Scan the records for "JSON". Show the matching lines.

*** Given information ***

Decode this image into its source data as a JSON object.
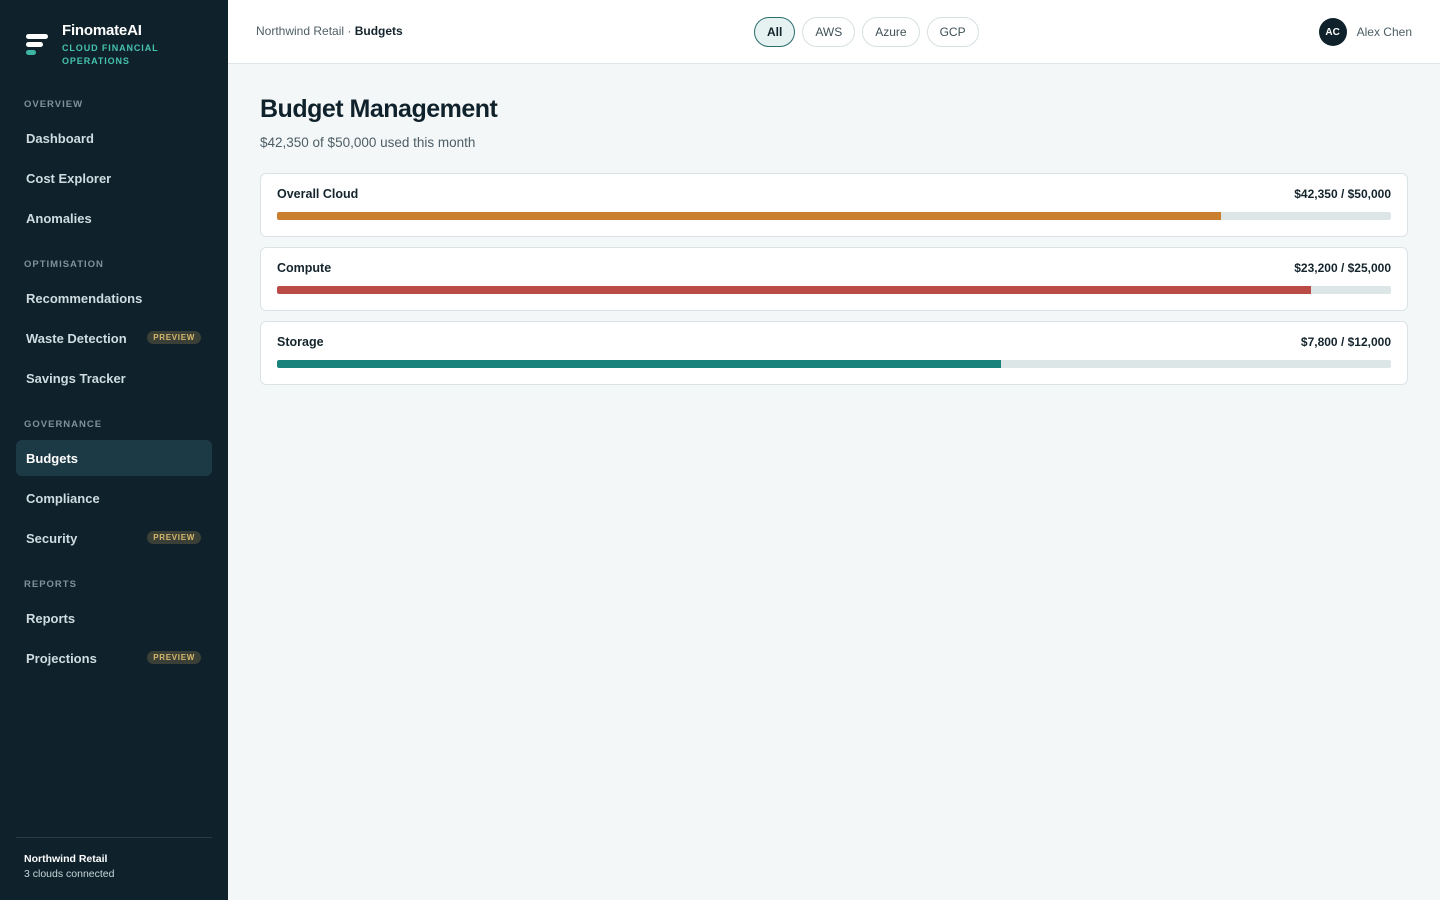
{
  "brand": {
    "name": "FinomateAI",
    "subtitle": "CLOUD FINANCIAL OPERATIONS"
  },
  "sidebar": {
    "sections": [
      {
        "label": "OVERVIEW"
      },
      {
        "label": "OPTIMISATION"
      },
      {
        "label": "GOVERNANCE"
      },
      {
        "label": "REPORTS"
      }
    ],
    "items": [
      {
        "label": "Dashboard"
      },
      {
        "label": "Cost Explorer"
      },
      {
        "label": "Anomalies"
      },
      {
        "label": "Recommendations"
      },
      {
        "label": "Waste Detection",
        "badge": "PREVIEW"
      },
      {
        "label": "Savings Tracker"
      },
      {
        "label": "Budgets",
        "active": true
      },
      {
        "label": "Compliance"
      },
      {
        "label": "Security",
        "badge": "PREVIEW"
      },
      {
        "label": "Reports"
      },
      {
        "label": "Projections",
        "badge": "PREVIEW"
      }
    ],
    "footer": {
      "tenant": "Northwind Retail",
      "status": "3 clouds connected"
    }
  },
  "header": {
    "breadcrumb": {
      "parent": "Northwind Retail",
      "separator": " · ",
      "current": "Budgets"
    },
    "filters": [
      {
        "label": "All",
        "active": true
      },
      {
        "label": "AWS"
      },
      {
        "label": "Azure"
      },
      {
        "label": "GCP"
      }
    ],
    "user": {
      "initials": "AC",
      "name": "Alex Chen"
    }
  },
  "main": {
    "title": "Budget Management",
    "subtitle": "$42,350 of $50,000 used this month",
    "budgets": [
      {
        "name": "Overall Cloud",
        "amount": "$42,350 / $50,000",
        "spent": 42350,
        "limit": 50000,
        "color": "#c97f2e"
      },
      {
        "name": "Compute",
        "amount": "$23,200 / $25,000",
        "spent": 23200,
        "limit": 25000,
        "color": "#bb4b47"
      },
      {
        "name": "Storage",
        "amount": "$7,800 / $12,000",
        "spent": 7800,
        "limit": 12000,
        "color": "#19827a"
      }
    ]
  },
  "colors": {
    "sidebar_bg": "#0f222b",
    "accent_teal": "#46c1ad",
    "preview_badge": "#d5b86a",
    "active_chip_border": "#2b6e70"
  }
}
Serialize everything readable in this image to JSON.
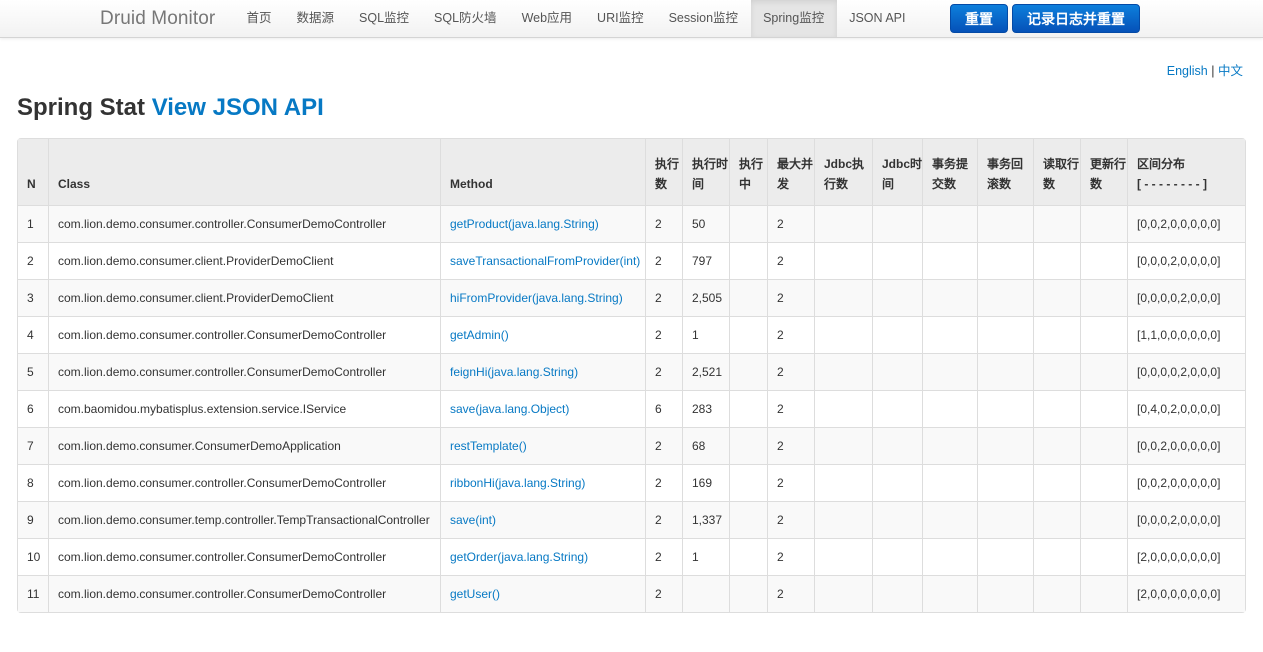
{
  "brand": "Druid Monitor",
  "nav": [
    "首页",
    "数据源",
    "SQL监控",
    "SQL防火墙",
    "Web应用",
    "URI监控",
    "Session监控",
    "Spring监控",
    "JSON API"
  ],
  "nav_active": 7,
  "buttons": {
    "reset": "重置",
    "log_reset": "记录日志并重置"
  },
  "lang": {
    "english": "English",
    "separator": "|",
    "chinese": "中文"
  },
  "title": {
    "prefix": "Spring Stat",
    "link": "View JSON API"
  },
  "table": {
    "headers": {
      "n": "N",
      "cls": "Class",
      "method": "Method",
      "exec_count": "执行数",
      "exec_time": "执行时间",
      "running": "执行中",
      "max_concurrent": "最大并发",
      "jdbc_exec": "Jdbc执行数",
      "jdbc_time": "Jdbc时间",
      "tx_commit": "事务提交数",
      "tx_rollback": "事务回滚数",
      "fetch_rows": "读取行数",
      "update_rows": "更新行数",
      "histogram": "区间分布",
      "histogram_sub": "[ - - - - - - - - ]"
    },
    "rows": [
      {
        "n": "1",
        "cls": "com.lion.demo.consumer.controller.ConsumerDemoController",
        "method": "getProduct(java.lang.String)",
        "exec_count": "2",
        "exec_time": "50",
        "running": "",
        "max_concurrent": "2",
        "jdbc_exec": "",
        "jdbc_time": "",
        "tx_commit": "",
        "tx_rollback": "",
        "fetch_rows": "",
        "update_rows": "",
        "histogram": "[0,0,2,0,0,0,0,0]"
      },
      {
        "n": "2",
        "cls": "com.lion.demo.consumer.client.ProviderDemoClient",
        "method": "saveTransactionalFromProvider(int)",
        "exec_count": "2",
        "exec_time": "797",
        "running": "",
        "max_concurrent": "2",
        "jdbc_exec": "",
        "jdbc_time": "",
        "tx_commit": "",
        "tx_rollback": "",
        "fetch_rows": "",
        "update_rows": "",
        "histogram": "[0,0,0,2,0,0,0,0]"
      },
      {
        "n": "3",
        "cls": "com.lion.demo.consumer.client.ProviderDemoClient",
        "method": "hiFromProvider(java.lang.String)",
        "exec_count": "2",
        "exec_time": "2,505",
        "running": "",
        "max_concurrent": "2",
        "jdbc_exec": "",
        "jdbc_time": "",
        "tx_commit": "",
        "tx_rollback": "",
        "fetch_rows": "",
        "update_rows": "",
        "histogram": "[0,0,0,0,2,0,0,0]"
      },
      {
        "n": "4",
        "cls": "com.lion.demo.consumer.controller.ConsumerDemoController",
        "method": "getAdmin()",
        "exec_count": "2",
        "exec_time": "1",
        "running": "",
        "max_concurrent": "2",
        "jdbc_exec": "",
        "jdbc_time": "",
        "tx_commit": "",
        "tx_rollback": "",
        "fetch_rows": "",
        "update_rows": "",
        "histogram": "[1,1,0,0,0,0,0,0]"
      },
      {
        "n": "5",
        "cls": "com.lion.demo.consumer.controller.ConsumerDemoController",
        "method": "feignHi(java.lang.String)",
        "exec_count": "2",
        "exec_time": "2,521",
        "running": "",
        "max_concurrent": "2",
        "jdbc_exec": "",
        "jdbc_time": "",
        "tx_commit": "",
        "tx_rollback": "",
        "fetch_rows": "",
        "update_rows": "",
        "histogram": "[0,0,0,0,2,0,0,0]"
      },
      {
        "n": "6",
        "cls": "com.baomidou.mybatisplus.extension.service.IService",
        "method": "save(java.lang.Object)",
        "exec_count": "6",
        "exec_time": "283",
        "running": "",
        "max_concurrent": "2",
        "jdbc_exec": "",
        "jdbc_time": "",
        "tx_commit": "",
        "tx_rollback": "",
        "fetch_rows": "",
        "update_rows": "",
        "histogram": "[0,4,0,2,0,0,0,0]"
      },
      {
        "n": "7",
        "cls": "com.lion.demo.consumer.ConsumerDemoApplication",
        "method": "restTemplate()",
        "exec_count": "2",
        "exec_time": "68",
        "running": "",
        "max_concurrent": "2",
        "jdbc_exec": "",
        "jdbc_time": "",
        "tx_commit": "",
        "tx_rollback": "",
        "fetch_rows": "",
        "update_rows": "",
        "histogram": "[0,0,2,0,0,0,0,0]"
      },
      {
        "n": "8",
        "cls": "com.lion.demo.consumer.controller.ConsumerDemoController",
        "method": "ribbonHi(java.lang.String)",
        "exec_count": "2",
        "exec_time": "169",
        "running": "",
        "max_concurrent": "2",
        "jdbc_exec": "",
        "jdbc_time": "",
        "tx_commit": "",
        "tx_rollback": "",
        "fetch_rows": "",
        "update_rows": "",
        "histogram": "[0,0,2,0,0,0,0,0]"
      },
      {
        "n": "9",
        "cls": "com.lion.demo.consumer.temp.controller.TempTransactionalController",
        "method": "save(int)",
        "exec_count": "2",
        "exec_time": "1,337",
        "running": "",
        "max_concurrent": "2",
        "jdbc_exec": "",
        "jdbc_time": "",
        "tx_commit": "",
        "tx_rollback": "",
        "fetch_rows": "",
        "update_rows": "",
        "histogram": "[0,0,0,2,0,0,0,0]"
      },
      {
        "n": "10",
        "cls": "com.lion.demo.consumer.controller.ConsumerDemoController",
        "method": "getOrder(java.lang.String)",
        "exec_count": "2",
        "exec_time": "1",
        "running": "",
        "max_concurrent": "2",
        "jdbc_exec": "",
        "jdbc_time": "",
        "tx_commit": "",
        "tx_rollback": "",
        "fetch_rows": "",
        "update_rows": "",
        "histogram": "[2,0,0,0,0,0,0,0]"
      },
      {
        "n": "11",
        "cls": "com.lion.demo.consumer.controller.ConsumerDemoController",
        "method": "getUser()",
        "exec_count": "2",
        "exec_time": "",
        "running": "",
        "max_concurrent": "2",
        "jdbc_exec": "",
        "jdbc_time": "",
        "tx_commit": "",
        "tx_rollback": "",
        "fetch_rows": "",
        "update_rows": "",
        "histogram": "[2,0,0,0,0,0,0,0]"
      }
    ]
  }
}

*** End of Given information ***

[Problem solution]
Decode this image into its source data as a JSON object.
Serialize everything readable in this image to JSON.
    "JSON API"
    "link": "View JSON API"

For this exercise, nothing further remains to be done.